§ Aim of the task: The copy you return should hold every record below word for word and no images.

Web page and app entries

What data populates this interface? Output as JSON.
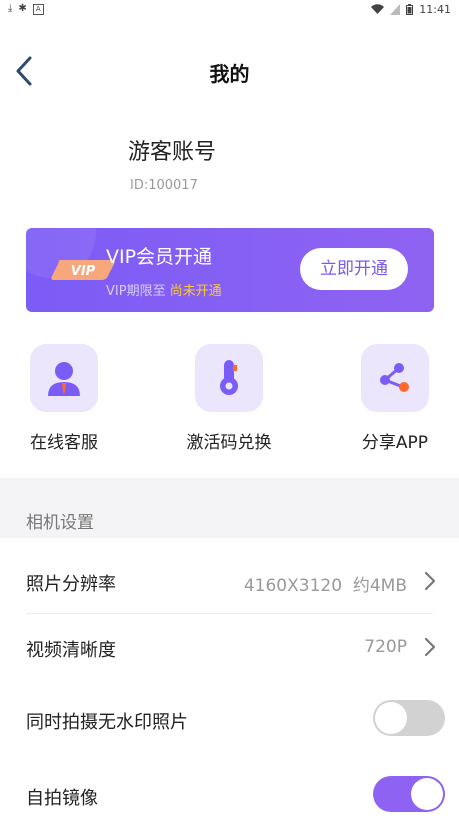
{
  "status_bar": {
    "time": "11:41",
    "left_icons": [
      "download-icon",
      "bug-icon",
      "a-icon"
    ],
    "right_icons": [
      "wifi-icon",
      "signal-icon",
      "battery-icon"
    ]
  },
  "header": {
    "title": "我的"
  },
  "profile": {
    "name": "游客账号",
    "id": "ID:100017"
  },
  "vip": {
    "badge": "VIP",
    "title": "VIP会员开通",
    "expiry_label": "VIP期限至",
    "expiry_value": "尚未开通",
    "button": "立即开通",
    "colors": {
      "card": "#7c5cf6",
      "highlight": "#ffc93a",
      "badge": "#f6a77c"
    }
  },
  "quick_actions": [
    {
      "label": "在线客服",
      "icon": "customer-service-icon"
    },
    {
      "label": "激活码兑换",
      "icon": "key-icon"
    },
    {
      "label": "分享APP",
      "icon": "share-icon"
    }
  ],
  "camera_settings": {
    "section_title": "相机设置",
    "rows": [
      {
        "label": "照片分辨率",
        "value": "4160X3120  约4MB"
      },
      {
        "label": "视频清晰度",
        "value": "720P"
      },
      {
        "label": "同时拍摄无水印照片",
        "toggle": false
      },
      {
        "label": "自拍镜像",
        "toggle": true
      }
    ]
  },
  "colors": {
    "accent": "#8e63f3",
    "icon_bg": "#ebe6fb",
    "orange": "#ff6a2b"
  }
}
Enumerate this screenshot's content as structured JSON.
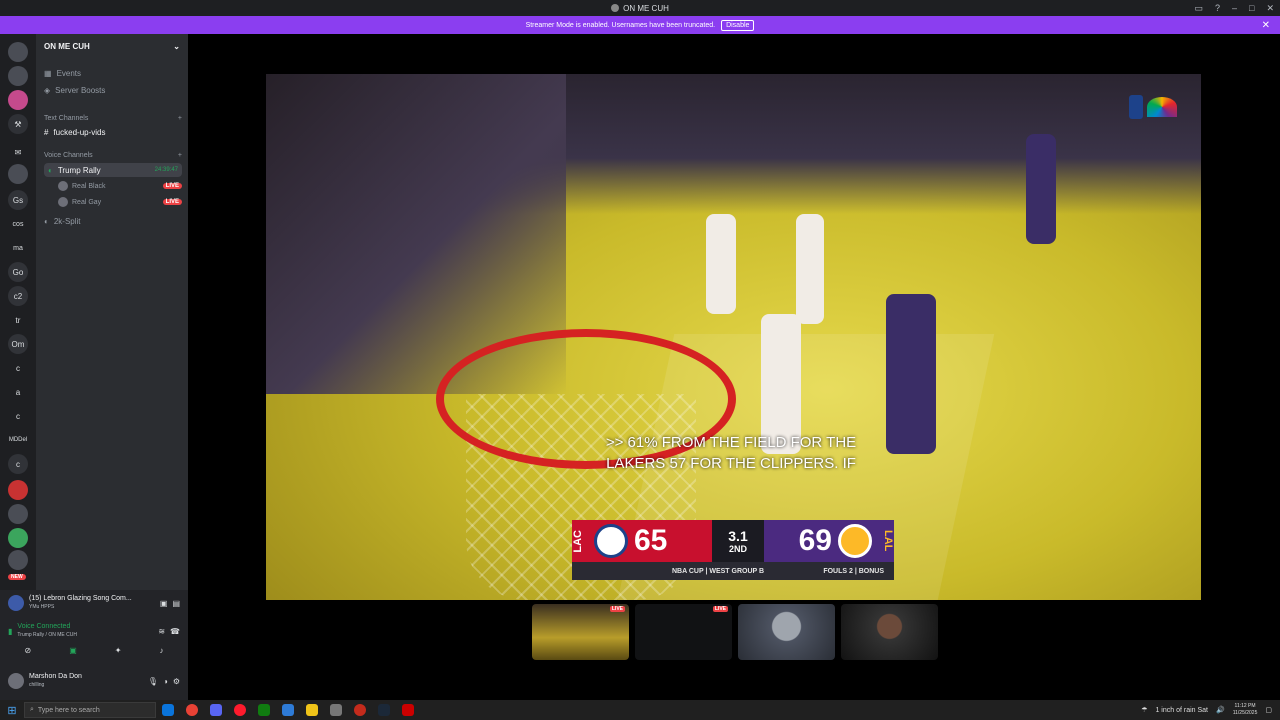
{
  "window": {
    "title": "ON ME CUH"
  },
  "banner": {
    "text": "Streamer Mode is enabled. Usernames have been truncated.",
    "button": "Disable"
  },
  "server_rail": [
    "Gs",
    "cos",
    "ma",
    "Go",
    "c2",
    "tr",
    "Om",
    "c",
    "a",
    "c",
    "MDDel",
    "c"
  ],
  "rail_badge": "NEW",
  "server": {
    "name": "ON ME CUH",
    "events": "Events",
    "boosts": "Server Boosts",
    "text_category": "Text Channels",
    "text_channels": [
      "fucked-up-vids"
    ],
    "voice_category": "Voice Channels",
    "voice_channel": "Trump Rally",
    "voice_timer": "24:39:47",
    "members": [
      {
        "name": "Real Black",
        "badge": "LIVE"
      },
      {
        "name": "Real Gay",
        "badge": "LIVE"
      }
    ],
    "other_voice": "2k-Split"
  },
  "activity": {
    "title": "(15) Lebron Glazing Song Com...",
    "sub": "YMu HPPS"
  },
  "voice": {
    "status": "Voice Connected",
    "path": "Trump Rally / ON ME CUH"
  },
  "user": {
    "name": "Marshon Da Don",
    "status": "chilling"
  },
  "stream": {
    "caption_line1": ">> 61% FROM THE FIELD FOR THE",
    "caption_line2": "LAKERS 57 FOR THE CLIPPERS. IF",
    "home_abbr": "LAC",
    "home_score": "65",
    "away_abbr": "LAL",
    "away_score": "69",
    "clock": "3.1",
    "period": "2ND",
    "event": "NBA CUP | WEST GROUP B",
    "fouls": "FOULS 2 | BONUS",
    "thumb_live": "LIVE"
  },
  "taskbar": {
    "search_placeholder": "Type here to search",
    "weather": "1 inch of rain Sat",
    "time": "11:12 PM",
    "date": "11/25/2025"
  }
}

§ Result of this task:
What data populates this interface? Output as JSON.
{
  "status_bar": {
    "time": "11:41",
    "left_icons": [
      "download-icon",
      "bug-icon",
      "a-icon"
    ],
    "right_icons": [
      "wifi-icon",
      "signal-icon",
      "battery-icon"
    ]
  },
  "header": {
    "title": "我的"
  },
  "profile": {
    "name": "游客账号",
    "id": "ID:100017"
  },
  "vip": {
    "badge": "VIP",
    "title": "VIP会员开通",
    "expiry_label": "VIP期限至",
    "expiry_value": "尚未开通",
    "button": "立即开通",
    "colors": {
      "card": "#7c5cf6",
      "highlight": "#ffc93a",
      "badge": "#f6a77c"
    }
  },
  "quick_actions": [
    {
      "label": "在线客服",
      "icon": "customer-service-icon"
    },
    {
      "label": "激活码兑换",
      "icon": "key-icon"
    },
    {
      "label": "分享APP",
      "icon": "share-icon"
    }
  ],
  "camera_settings": {
    "section_title": "相机设置",
    "rows": [
      {
        "label": "照片分辨率",
        "value": "4160X3120  约4MB"
      },
      {
        "label": "视频清晰度",
        "value": "720P"
      },
      {
        "label": "同时拍摄无水印照片",
        "toggle": false
      },
      {
        "label": "自拍镜像",
        "toggle": true
      }
    ]
  },
  "colors": {
    "accent": "#8e63f3",
    "icon_bg": "#ebe6fb",
    "orange": "#ff6a2b"
  }
}
Enumerate this screenshot's content as structured JSON.
{
  "window": {
    "title": "ON ME CUH"
  },
  "banner": {
    "text": "Streamer Mode is enabled. Usernames have been truncated.",
    "button": "Disable"
  },
  "server_rail": [
    "Gs",
    "cos",
    "ma",
    "Go",
    "c2",
    "tr",
    "Om",
    "c",
    "a",
    "c",
    "MDDel",
    "c"
  ],
  "rail_badge": "NEW",
  "server": {
    "name": "ON ME CUH",
    "events": "Events",
    "boosts": "Server Boosts",
    "text_category": "Text Channels",
    "text_channels": [
      "fucked-up-vids"
    ],
    "voice_category": "Voice Channels",
    "voice_channel": "Trump Rally",
    "voice_timer": "24:39:47",
    "members": [
      {
        "name": "Real Black",
        "badge": "LIVE"
      },
      {
        "name": "Real Gay",
        "badge": "LIVE"
      }
    ],
    "other_voice": "2k-Split"
  },
  "activity": {
    "title": "(15) Lebron Glazing Song Com...",
    "sub": "YMu HPPS"
  },
  "voice": {
    "status": "Voice Connected",
    "path": "Trump Rally / ON ME CUH"
  },
  "user": {
    "name": "Marshon Da Don",
    "status": "chilling"
  },
  "stream": {
    "caption_line1": ">> 61% FROM THE FIELD FOR THE",
    "caption_line2": "LAKERS 57 FOR THE CLIPPERS. IF",
    "home_abbr": "LAC",
    "home_score": "65",
    "away_abbr": "LAL",
    "away_score": "69",
    "clock": "3.1",
    "period": "2ND",
    "event": "NBA CUP | WEST GROUP B",
    "fouls": "FOULS 2 | BONUS",
    "thumb_live": "LIVE"
  },
  "taskbar": {
    "search_placeholder": "Type here to search",
    "weather": "1 inch of rain Sat",
    "time": "11:12 PM",
    "date": "11/25/2025"
  }
}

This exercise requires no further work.